▶ **How to complete this task**: If a line in the data below contains the word "emoji", copy it out.

----------------

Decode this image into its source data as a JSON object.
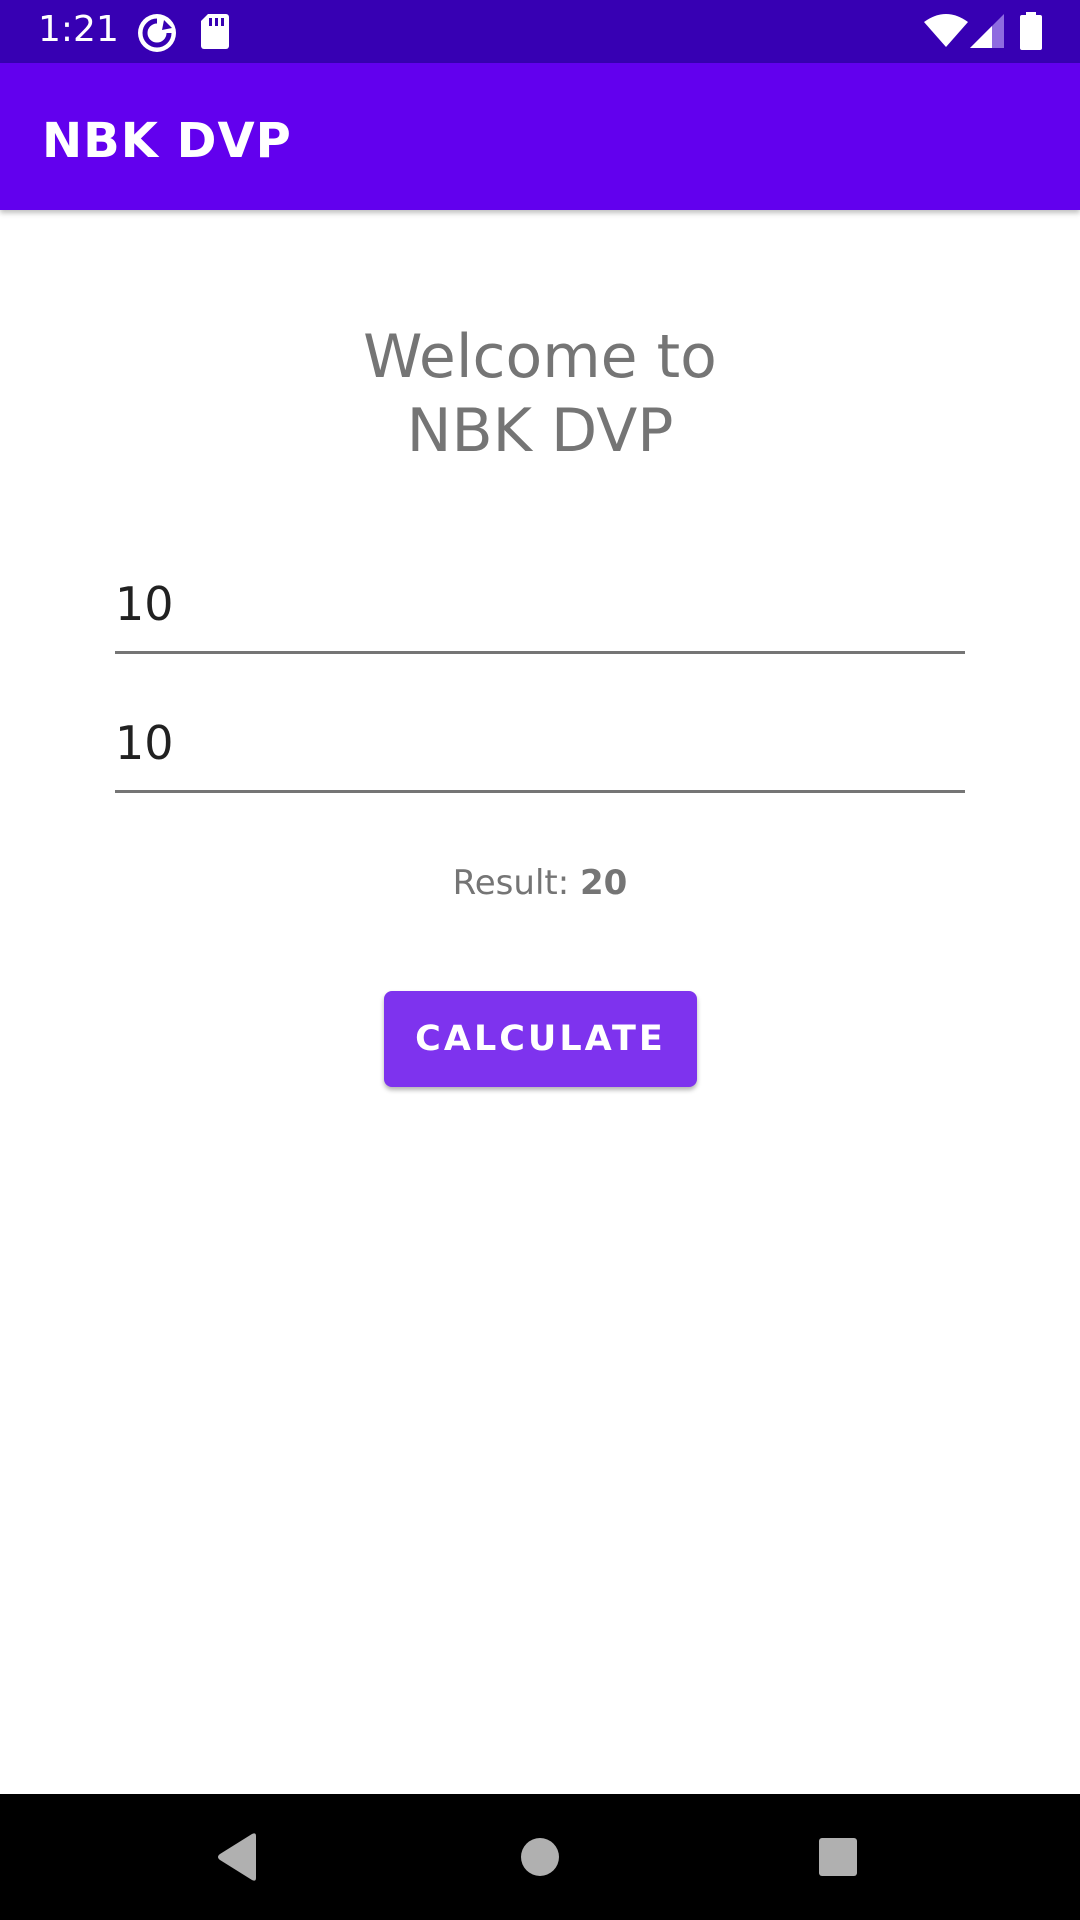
{
  "status_bar": {
    "time": "1:21",
    "icons": [
      "sync-icon",
      "sd-card-icon",
      "wifi-icon",
      "signal-icon",
      "battery-icon"
    ],
    "bg_color": "#3700B3"
  },
  "app_bar": {
    "title": "NBK DVP",
    "bg_color": "#6200EE"
  },
  "main": {
    "welcome_line1": "Welcome to",
    "welcome_line2": "NBK DVP",
    "input1_value": "10",
    "input2_value": "10",
    "result_label": "Result: ",
    "result_value": "20",
    "button_label": "CALCULATE",
    "button_color": "#7E33EE"
  },
  "nav_bar": {
    "icons": [
      "back-icon",
      "home-icon",
      "recents-icon"
    ]
  }
}
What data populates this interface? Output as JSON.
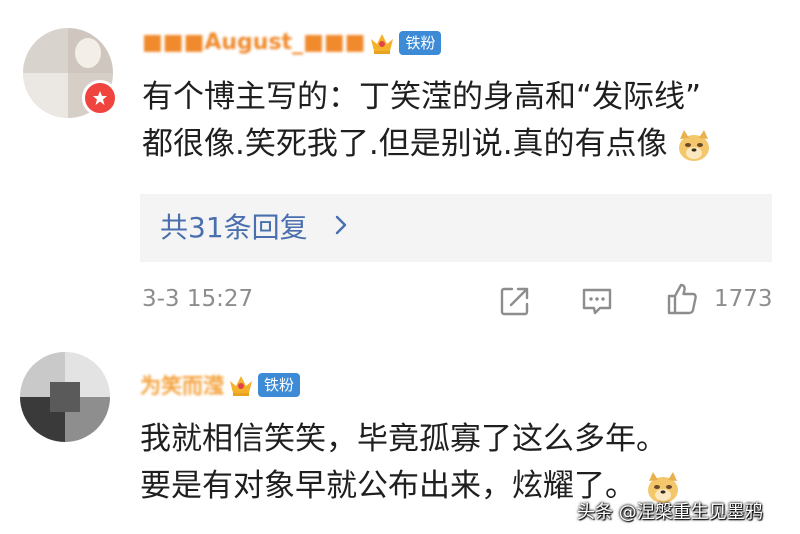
{
  "comments": [
    {
      "username": "■■■August_■■■",
      "fan_badge": "铁粉",
      "text_line1": "有个博主写的：丁笑滢的身高和“发际线”",
      "text_line2": "都很像.笑死我了.但是别说.真的有点像",
      "emoji": "doge",
      "reply_label": "共31条回复",
      "timestamp": "3-3 15:27",
      "like_count": "1773"
    },
    {
      "username": "为笑而滢",
      "fan_badge": "铁粉",
      "text_line1": "我就相信笑笑，毕竟孤寡了这么多年。",
      "text_line2": "要是有对象早就公布出来，炫耀了。",
      "emoji": "doge"
    }
  ],
  "watermark": "头条 @涅槃重生见墨鸦",
  "colors": {
    "reply_link": "#4a6fae",
    "fan_badge_bg": "#3d8ad6",
    "vip_badge": "#f0453f",
    "meta_text": "#8d8d8d"
  },
  "icons": [
    "crown-icon",
    "share-icon",
    "comment-icon",
    "like-icon",
    "chevron-right-icon",
    "doge-emoji-icon"
  ]
}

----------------

▶ **Answer section**:
      "emoji": "doge",
      "emoji": "doge"
    "doge-emoji-icon"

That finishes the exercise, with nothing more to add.